Powers of Attorney and Advance Directives

For one, you can prepare for an unforeseen medical emergency with documents known as advance directives.  These documents can prove essential if you’ve become unable to manage your affairs after a serious injury or illness.

With an advance directive, you can appoint someone you trust to act in your best interest if you need medical care. In a critical medical situation, you may not be able to communicate your wishes. This appointee (your agent) would have permission to talk to your doctors on your behalf about the treatments you would (or would not) want to receive.

You can also choose a trusted person to handle your financial matters if you cannot do so. For example, if you have fallen ill, you may want to focus your energy on getting better. You can appoint someone to manage such financial tasks as managing the payment of your bills. This is your durable power of attorney.

These estate planning documents are among those that can help prepare you and your family for unexpected life challenges during your lifetime.

Wills and Trusts

And if the worst happens, your will or trust should designate your final wishes. These estate planning tools can prove essential to your heirs, but they differ.

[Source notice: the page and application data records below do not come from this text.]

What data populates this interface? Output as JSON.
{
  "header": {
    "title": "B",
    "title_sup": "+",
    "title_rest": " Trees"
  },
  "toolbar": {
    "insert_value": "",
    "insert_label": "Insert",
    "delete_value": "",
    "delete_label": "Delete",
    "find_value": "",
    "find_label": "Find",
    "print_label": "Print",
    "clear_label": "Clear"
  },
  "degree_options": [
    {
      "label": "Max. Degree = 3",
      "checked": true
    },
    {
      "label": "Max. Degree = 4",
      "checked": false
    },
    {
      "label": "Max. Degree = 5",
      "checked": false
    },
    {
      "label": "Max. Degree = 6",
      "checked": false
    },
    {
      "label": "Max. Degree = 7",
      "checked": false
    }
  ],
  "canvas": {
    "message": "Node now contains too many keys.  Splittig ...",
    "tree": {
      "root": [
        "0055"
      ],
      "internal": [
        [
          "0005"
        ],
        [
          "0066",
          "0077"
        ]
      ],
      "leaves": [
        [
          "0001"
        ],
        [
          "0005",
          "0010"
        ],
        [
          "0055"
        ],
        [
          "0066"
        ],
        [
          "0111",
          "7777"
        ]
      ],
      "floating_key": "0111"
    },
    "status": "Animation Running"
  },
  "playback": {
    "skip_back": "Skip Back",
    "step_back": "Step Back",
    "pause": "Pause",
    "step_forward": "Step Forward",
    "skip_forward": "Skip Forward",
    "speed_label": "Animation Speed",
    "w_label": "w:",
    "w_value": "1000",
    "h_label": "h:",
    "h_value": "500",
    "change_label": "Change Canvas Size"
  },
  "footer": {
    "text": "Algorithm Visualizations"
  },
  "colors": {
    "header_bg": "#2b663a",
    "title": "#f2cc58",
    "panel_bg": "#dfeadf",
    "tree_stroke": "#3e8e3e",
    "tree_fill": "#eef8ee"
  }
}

A will takes effect only after you have passed away. It outlines whom you want to receive your possessions upon your death. Note that a will goes through the probate process.

Unlike wills, trusts become effective as soon as you’ve created them, creating a seamless transition after your passing as assets in a trust avoid probate.

What’s More Effective: A Will or a Trust?

In your estate plan, you can name an individual as your personal representative (executor) or trustee. According to your wishes, this person must ensure that your loved ones receive your money and property after you pass away.

A properly drafted will or trust can save your heirs a lot of time and money during the estate or trust administration. In addition, these kinds of documents may also help to prevent potential arguments among family members over your property.

Think of your preparedness as offering your loved ones a sort of reprieve. By making your wishes clear in a comprehensive estate plan, you’ll be allowing them to focus on coping with their grief.

Peace of Mind

Resolutions are easy to make but much more challenging to keep. One-third have already failed by the time February rolls around. You’ll have already completed the first step in achieving your New Year’s resolution by scheduling an appointment to begin the discussion.

Make sure you have the best and most effective plan in place – before you need it. You can have your estate plan prepared within a couple of months, offering you and your family peace of mind.